(Entries from a dataset of interfaces)
+++

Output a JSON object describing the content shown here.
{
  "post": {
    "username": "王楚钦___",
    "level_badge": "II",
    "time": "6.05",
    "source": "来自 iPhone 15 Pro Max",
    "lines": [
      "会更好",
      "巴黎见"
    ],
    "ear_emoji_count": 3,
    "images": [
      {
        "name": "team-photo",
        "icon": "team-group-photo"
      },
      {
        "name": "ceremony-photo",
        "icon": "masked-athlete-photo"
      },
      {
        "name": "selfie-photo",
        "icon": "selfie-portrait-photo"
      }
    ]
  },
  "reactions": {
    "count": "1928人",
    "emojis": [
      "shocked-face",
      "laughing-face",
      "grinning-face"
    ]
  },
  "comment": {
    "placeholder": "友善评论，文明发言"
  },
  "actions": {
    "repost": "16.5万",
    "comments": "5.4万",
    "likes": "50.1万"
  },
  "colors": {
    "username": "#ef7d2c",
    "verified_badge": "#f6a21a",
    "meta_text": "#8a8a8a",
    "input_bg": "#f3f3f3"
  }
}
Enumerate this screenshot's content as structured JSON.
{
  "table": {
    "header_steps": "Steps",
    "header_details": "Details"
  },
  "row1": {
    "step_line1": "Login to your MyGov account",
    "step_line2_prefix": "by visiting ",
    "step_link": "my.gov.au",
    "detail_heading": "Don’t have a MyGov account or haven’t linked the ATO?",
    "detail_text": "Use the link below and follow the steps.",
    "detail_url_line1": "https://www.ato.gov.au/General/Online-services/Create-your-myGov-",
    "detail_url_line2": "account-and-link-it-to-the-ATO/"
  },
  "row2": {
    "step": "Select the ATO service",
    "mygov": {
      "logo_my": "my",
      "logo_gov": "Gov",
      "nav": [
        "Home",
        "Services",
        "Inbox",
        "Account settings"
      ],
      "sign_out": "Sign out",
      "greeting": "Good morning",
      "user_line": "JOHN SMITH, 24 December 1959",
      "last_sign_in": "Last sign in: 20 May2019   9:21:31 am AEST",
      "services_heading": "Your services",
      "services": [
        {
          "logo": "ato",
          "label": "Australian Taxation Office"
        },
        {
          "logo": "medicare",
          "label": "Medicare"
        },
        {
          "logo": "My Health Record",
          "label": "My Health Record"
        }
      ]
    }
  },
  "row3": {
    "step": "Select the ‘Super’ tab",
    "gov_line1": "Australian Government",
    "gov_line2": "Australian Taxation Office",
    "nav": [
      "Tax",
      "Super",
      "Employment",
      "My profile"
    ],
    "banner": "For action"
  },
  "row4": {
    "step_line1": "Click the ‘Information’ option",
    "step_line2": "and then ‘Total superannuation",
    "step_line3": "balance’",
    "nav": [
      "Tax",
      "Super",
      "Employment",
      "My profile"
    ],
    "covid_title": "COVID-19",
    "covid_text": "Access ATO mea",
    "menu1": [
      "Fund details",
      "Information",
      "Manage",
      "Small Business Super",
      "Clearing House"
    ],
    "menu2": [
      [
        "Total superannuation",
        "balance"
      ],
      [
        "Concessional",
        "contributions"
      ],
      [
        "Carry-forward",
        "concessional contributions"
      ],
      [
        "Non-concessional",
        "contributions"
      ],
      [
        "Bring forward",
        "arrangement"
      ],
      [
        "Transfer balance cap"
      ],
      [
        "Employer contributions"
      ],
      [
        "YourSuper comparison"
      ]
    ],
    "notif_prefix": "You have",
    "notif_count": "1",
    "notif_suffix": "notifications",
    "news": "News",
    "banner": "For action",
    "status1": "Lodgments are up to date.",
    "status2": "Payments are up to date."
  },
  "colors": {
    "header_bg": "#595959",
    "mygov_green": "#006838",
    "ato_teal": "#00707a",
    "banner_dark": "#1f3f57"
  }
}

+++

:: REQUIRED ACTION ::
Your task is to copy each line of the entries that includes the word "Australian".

:: ANSWER ::
          "label": "Australian Taxation Office"
    "gov_line1": "Australian Government",
    "gov_line2": "Australian Taxation Office",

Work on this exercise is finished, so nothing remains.